Those pesky bills

As we start on a series about paper, I thought we should start with one of the most unpleasant parts of paper management:  bills.   Kind of like when you were a kid and you ate your spinach first, then pork chop and saved the best (the mashed potatoes) for last. 

Since I actually like spinach, we'll start with "beets," aka bills, first.

What to do with the statements?

Every month, I get statements from my city for water and services, utility company, phone/cable/Internet, and so on.  I have coupon books for my HOA and car.  For some bills, I've opted out of paper statements and they send me an email reminder that my statement is online. 

The biggest question people have is what to save.   There are only two items I regularly save:  water bills and utilities.  The reason is we run a home-based business and can deduct a portion of our monthly expenses. 

There have been a few times when we have taken advantage of 12-months no interest payments.  I know Dave Ramsey wouldn't approve, but we've bought a few things this way.  I save those bill stubs until the item is paid off - always before the interest kicks in. 

The reason I don't save anything else is I can access every other statement online.  But I only do this on the computer at my desk which has a secure connection.  I would not do this if I used wi-fi. 

Here is my daily routine with bills:

1)  Open bills.
2)  Recycle junk inserts.
3)  Separate statement from invoice.
4)  Shred statement and anything with your name/acct number on it. (unless it's one I keep)
5)  File statements I keep.
6)  Place invoice and payment envelope in bill center  (keep reading for explanation)

Managing the payments

Here are three suggestions for managing payments:

1)  Auto bill.  Sign up with your creditor to have the payment automatically withdrawn from your account.

2)  Pay online w/ reminders on your calendar.   You can go directly to your creditor's website, or bill-pay through online banking.

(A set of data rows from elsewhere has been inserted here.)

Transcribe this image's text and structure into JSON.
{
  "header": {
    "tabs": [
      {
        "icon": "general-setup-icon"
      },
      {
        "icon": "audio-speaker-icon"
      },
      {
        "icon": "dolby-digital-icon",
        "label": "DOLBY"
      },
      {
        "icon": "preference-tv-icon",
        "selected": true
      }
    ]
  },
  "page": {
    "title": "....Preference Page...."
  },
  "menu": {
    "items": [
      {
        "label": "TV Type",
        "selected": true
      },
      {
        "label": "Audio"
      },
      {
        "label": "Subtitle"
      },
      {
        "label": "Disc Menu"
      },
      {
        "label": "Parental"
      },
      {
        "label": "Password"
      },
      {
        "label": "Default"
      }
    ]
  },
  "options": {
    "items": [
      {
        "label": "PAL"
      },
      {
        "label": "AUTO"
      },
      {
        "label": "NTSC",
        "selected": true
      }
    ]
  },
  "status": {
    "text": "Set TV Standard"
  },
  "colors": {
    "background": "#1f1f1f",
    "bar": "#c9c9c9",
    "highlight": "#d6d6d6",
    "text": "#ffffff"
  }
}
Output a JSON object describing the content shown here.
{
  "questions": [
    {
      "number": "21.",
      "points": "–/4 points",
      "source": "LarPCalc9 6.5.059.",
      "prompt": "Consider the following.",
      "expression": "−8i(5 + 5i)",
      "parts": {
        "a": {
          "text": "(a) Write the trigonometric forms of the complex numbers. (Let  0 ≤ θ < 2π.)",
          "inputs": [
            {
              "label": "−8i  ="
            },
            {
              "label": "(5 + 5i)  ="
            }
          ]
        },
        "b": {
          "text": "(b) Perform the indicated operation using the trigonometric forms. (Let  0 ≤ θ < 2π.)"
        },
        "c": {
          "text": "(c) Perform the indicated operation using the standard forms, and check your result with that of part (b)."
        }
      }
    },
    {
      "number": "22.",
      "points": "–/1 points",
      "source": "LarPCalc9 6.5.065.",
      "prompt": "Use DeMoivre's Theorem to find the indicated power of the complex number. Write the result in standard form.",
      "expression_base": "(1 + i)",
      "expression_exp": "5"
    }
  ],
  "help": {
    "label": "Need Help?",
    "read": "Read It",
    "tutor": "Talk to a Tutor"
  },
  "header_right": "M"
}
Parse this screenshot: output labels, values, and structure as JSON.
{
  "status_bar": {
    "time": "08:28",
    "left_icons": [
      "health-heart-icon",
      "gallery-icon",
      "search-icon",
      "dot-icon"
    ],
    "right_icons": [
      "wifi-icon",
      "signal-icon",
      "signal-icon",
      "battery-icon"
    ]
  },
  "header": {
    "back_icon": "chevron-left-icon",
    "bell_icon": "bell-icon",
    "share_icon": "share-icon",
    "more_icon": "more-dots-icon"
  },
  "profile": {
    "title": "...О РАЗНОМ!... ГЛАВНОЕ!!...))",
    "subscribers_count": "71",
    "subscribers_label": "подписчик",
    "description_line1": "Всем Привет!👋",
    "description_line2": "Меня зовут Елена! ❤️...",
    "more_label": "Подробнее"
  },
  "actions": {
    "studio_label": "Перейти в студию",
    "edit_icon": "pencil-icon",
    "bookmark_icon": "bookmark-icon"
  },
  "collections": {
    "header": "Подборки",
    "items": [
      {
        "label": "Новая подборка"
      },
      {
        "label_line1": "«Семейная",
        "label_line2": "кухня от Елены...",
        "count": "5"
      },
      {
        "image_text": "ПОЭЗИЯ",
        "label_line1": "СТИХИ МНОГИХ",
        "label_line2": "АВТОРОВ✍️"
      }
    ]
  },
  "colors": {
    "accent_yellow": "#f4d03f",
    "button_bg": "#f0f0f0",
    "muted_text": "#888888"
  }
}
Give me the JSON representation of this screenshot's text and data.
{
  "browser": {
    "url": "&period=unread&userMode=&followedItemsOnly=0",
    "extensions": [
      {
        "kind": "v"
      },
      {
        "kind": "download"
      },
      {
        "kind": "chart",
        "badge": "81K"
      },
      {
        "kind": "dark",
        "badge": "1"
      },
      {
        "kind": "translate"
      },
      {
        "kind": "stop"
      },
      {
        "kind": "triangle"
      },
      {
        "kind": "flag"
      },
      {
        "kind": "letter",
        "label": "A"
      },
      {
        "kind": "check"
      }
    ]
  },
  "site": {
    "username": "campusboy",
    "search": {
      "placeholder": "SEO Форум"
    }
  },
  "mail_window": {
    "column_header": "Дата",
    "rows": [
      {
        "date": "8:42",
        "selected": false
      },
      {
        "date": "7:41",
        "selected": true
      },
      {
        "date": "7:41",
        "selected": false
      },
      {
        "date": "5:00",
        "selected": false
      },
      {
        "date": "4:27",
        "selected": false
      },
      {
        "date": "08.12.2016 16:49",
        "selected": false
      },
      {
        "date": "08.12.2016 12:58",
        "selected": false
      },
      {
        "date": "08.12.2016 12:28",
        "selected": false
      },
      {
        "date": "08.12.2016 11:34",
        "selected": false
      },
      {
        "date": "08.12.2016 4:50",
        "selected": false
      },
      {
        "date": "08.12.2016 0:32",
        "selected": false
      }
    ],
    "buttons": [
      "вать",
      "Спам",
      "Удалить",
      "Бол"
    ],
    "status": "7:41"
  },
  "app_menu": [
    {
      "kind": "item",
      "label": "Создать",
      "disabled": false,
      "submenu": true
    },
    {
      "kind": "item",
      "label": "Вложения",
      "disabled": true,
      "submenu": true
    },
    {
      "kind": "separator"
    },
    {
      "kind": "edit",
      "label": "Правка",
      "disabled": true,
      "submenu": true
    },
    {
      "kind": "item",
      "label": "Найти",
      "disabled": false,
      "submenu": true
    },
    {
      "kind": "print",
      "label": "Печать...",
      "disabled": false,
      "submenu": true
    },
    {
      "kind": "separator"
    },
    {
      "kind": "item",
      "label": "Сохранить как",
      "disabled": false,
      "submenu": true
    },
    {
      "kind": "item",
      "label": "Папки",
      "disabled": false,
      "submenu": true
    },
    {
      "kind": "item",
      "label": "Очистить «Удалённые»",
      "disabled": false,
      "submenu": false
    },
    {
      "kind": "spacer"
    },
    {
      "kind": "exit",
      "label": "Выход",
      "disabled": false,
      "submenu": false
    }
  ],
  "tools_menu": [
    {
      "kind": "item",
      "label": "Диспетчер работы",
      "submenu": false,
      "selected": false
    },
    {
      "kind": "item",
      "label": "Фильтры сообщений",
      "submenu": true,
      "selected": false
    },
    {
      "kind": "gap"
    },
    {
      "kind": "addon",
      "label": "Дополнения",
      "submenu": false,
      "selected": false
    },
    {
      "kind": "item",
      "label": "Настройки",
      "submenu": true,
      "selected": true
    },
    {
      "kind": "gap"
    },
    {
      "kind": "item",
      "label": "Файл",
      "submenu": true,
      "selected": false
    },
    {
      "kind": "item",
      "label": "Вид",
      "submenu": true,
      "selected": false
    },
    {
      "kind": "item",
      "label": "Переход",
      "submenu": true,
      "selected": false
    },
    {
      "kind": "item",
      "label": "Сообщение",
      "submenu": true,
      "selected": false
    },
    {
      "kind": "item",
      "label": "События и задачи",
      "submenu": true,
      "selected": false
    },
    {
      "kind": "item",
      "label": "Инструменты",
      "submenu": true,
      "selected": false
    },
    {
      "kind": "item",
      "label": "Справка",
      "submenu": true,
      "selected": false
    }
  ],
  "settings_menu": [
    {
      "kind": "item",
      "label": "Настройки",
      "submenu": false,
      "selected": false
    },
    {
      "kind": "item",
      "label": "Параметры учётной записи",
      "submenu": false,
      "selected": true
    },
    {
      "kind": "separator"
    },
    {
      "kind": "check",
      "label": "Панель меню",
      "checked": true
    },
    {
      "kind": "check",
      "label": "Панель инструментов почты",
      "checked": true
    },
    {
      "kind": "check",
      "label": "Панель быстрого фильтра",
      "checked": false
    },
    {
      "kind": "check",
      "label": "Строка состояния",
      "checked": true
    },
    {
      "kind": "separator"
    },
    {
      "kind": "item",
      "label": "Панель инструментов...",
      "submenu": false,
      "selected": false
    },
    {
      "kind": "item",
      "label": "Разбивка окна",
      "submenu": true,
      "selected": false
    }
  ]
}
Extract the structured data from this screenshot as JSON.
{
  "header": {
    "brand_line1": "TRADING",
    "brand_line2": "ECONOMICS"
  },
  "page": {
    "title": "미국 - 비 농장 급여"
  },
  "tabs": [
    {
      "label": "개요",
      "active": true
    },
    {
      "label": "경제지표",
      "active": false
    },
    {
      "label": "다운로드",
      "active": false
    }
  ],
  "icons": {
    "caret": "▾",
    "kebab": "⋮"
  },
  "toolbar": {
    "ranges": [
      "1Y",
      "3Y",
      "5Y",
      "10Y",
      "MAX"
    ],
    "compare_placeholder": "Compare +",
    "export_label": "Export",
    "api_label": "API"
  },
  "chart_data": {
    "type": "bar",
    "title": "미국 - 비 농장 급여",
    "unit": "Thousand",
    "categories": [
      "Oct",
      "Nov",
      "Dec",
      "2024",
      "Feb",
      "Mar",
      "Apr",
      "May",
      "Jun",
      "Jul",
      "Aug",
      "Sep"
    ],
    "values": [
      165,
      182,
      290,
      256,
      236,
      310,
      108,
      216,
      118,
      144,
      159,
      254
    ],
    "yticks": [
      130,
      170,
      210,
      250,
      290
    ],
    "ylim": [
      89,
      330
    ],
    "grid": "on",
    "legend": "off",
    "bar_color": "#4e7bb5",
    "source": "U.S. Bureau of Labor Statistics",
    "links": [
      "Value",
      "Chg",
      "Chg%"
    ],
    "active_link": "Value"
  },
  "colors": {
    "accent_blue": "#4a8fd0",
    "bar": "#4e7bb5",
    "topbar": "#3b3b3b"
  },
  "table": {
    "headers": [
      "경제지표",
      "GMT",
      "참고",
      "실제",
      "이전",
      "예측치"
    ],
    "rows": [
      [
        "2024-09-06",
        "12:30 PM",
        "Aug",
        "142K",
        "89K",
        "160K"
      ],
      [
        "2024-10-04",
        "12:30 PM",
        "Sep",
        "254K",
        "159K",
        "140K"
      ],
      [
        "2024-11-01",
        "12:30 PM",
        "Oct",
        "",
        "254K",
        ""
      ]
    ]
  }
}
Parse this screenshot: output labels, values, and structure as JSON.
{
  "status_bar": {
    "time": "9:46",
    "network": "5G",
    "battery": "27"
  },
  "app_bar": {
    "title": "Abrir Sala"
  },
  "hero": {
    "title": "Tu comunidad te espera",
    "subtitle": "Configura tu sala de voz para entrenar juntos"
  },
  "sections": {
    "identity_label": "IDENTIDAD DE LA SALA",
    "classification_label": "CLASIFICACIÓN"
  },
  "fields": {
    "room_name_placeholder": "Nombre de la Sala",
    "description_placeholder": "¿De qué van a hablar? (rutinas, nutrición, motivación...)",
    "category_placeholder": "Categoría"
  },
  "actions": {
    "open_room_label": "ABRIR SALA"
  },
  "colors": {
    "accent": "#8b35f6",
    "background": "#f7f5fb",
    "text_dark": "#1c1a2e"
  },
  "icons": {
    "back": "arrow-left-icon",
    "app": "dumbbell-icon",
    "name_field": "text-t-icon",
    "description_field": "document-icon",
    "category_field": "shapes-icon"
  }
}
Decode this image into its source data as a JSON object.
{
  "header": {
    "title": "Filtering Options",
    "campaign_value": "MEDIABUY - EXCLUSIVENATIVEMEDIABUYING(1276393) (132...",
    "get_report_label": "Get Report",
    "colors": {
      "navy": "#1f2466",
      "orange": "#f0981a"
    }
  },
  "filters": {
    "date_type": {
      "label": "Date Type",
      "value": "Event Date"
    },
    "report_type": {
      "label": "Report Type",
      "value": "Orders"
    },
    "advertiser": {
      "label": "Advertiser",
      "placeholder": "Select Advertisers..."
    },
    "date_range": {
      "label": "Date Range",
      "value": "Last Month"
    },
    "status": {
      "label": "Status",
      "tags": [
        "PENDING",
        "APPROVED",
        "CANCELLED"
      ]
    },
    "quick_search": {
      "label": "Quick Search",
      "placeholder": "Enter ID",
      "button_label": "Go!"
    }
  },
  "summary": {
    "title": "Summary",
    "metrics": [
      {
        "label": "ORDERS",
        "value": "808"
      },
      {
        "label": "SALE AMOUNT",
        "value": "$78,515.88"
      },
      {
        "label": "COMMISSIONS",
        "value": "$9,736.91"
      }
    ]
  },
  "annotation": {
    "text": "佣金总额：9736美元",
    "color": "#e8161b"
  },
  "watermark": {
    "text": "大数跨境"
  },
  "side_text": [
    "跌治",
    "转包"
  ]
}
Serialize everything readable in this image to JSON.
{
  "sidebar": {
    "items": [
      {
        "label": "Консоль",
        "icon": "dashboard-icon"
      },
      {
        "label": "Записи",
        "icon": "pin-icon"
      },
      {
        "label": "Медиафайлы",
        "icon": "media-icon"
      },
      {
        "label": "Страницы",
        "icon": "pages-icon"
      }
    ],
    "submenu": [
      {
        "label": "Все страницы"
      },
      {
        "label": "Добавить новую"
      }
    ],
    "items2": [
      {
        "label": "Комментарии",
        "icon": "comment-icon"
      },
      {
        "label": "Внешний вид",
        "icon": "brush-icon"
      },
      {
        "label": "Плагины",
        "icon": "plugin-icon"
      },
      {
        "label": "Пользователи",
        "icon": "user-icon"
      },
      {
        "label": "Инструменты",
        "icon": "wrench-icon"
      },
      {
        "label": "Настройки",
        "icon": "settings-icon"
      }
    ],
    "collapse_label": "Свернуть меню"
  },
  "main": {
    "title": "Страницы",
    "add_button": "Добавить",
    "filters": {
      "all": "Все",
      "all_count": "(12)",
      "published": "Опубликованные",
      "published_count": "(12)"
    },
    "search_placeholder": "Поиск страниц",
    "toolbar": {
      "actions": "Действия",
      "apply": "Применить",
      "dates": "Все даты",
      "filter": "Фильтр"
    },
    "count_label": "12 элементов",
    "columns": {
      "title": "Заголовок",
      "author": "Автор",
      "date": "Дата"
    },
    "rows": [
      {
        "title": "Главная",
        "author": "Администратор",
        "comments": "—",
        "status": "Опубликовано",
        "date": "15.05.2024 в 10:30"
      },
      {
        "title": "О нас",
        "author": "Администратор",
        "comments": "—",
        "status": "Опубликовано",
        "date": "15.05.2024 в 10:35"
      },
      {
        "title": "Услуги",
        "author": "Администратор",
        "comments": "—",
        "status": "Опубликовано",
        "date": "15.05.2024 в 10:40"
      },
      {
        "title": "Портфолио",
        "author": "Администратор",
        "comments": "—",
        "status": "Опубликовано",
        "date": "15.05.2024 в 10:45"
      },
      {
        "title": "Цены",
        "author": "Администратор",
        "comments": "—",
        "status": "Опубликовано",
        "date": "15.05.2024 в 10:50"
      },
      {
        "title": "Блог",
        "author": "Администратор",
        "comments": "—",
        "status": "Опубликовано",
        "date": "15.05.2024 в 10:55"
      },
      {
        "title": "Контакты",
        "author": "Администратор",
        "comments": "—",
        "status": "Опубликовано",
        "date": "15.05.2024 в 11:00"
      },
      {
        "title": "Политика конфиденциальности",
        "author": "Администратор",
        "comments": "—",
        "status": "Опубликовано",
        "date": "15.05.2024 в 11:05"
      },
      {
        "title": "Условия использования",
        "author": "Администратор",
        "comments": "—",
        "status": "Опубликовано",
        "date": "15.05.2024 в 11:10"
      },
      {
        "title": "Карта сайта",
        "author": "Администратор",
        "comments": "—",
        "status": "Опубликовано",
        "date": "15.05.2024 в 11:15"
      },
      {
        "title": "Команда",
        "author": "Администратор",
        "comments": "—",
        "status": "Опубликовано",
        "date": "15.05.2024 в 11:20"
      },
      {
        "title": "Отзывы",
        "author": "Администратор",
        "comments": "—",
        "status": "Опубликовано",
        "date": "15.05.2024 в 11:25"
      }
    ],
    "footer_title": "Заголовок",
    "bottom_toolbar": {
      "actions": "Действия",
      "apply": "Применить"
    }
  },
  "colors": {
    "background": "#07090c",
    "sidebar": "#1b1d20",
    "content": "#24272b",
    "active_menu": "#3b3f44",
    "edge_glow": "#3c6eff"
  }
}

My bills and checkbook are together.
3)  Create a bill paying center for your hard copy bills.  Put invoice and envelope in the order the bill is due.  Write the mailing date on the top right corner of the back of the envelope.  Pay accordingly (with reminders on your calendar)

Managing my bills takes up very little space. My bill center is in a bookcase by my desk. 

Managing your bills is easy once you've got a place to put them. 

And as you can see, it can be pretty too.

Hope this helps get control of your bills.  And keep reading for some other paper management ideas in the coming days.

Grace & Peace


***  This post deals with everyday bills.  I'll address other types of financial documents in another post. 


  1. This is exactly what I need today, cause tonight I'm going to tackle the backlog of bills that have piled up!

  2. I'm always afraid to throw away any kind of statement as my husband is also self-employed. I'm glad to know it's OK...I guess I knew that already as you can access the statements online...but it's so hard to let go of my PAPER!